Work required
Collect the lines of the entries where "active" shows up.

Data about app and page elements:

====

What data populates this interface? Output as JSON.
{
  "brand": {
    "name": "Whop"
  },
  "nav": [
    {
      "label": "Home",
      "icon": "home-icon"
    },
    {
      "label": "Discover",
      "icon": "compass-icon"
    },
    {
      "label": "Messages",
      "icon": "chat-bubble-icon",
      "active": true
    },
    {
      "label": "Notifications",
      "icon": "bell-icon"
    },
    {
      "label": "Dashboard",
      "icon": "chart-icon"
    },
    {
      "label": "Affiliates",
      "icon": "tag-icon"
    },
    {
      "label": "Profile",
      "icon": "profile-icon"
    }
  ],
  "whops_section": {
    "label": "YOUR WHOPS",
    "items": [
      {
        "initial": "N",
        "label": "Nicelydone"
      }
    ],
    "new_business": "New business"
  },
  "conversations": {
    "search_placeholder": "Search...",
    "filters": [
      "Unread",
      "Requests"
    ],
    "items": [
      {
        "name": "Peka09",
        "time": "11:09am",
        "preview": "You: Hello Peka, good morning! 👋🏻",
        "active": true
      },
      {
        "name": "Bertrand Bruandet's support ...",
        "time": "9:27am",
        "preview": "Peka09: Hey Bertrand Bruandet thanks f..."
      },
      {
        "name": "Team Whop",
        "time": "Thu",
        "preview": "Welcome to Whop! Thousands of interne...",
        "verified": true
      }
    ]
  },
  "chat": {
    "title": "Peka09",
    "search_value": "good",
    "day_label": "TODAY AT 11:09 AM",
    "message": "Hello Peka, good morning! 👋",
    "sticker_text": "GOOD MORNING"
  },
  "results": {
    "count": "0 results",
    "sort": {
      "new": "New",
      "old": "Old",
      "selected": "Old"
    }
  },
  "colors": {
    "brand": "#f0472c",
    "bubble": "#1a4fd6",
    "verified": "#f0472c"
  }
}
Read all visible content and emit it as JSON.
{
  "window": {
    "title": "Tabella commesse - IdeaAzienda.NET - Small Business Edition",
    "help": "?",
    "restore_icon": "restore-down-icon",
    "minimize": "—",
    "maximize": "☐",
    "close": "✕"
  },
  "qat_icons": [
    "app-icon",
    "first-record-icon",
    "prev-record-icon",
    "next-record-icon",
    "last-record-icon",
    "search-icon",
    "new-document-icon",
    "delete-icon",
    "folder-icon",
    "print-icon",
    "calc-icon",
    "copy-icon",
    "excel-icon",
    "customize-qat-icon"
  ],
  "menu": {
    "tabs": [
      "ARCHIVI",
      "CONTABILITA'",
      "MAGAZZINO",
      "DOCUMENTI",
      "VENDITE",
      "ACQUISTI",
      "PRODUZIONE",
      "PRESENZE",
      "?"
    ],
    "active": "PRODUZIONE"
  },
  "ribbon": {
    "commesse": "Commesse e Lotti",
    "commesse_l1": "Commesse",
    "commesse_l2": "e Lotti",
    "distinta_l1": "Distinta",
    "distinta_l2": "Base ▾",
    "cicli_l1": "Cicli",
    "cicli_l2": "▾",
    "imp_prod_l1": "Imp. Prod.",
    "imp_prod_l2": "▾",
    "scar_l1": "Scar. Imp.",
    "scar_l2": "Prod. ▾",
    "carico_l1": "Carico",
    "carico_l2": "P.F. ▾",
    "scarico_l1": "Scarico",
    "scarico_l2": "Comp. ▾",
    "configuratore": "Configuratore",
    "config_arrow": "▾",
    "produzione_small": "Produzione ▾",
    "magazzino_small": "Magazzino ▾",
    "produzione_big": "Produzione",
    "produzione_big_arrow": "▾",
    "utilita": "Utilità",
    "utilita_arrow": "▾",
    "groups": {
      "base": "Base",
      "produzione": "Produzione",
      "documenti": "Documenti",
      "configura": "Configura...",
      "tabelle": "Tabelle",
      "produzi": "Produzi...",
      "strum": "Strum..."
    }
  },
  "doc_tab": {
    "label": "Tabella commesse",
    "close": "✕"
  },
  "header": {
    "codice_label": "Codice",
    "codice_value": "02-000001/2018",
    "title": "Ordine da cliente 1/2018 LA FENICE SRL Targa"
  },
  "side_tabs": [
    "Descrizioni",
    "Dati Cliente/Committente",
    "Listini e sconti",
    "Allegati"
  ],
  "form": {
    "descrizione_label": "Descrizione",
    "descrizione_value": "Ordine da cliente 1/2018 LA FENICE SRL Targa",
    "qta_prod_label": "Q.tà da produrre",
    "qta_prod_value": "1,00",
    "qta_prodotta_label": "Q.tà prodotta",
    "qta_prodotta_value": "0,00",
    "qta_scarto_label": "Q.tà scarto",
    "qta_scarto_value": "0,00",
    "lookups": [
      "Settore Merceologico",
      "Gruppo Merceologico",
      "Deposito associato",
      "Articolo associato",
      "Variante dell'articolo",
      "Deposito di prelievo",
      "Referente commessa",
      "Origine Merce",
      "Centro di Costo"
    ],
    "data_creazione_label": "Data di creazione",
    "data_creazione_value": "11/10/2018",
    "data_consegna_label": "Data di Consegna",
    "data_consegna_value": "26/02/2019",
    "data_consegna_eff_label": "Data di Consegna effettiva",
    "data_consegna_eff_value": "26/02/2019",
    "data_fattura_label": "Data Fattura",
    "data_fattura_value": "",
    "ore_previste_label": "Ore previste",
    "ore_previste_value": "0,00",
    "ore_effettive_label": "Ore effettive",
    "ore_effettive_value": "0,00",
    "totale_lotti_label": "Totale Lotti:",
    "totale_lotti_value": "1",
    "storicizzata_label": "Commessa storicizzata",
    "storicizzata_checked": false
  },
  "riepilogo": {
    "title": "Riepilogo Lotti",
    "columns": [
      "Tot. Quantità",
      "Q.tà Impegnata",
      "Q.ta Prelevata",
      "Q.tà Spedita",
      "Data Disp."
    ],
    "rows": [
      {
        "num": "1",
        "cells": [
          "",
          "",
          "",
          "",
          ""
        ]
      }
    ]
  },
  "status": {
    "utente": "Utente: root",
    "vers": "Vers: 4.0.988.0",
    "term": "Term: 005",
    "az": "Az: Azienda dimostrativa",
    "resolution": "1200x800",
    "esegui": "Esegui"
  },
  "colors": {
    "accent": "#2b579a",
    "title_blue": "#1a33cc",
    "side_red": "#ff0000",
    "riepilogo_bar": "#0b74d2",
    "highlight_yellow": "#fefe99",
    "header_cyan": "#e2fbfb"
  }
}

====

Output for this exercise
      "active": true
        "active": true
    "active": "PRODUZIONE"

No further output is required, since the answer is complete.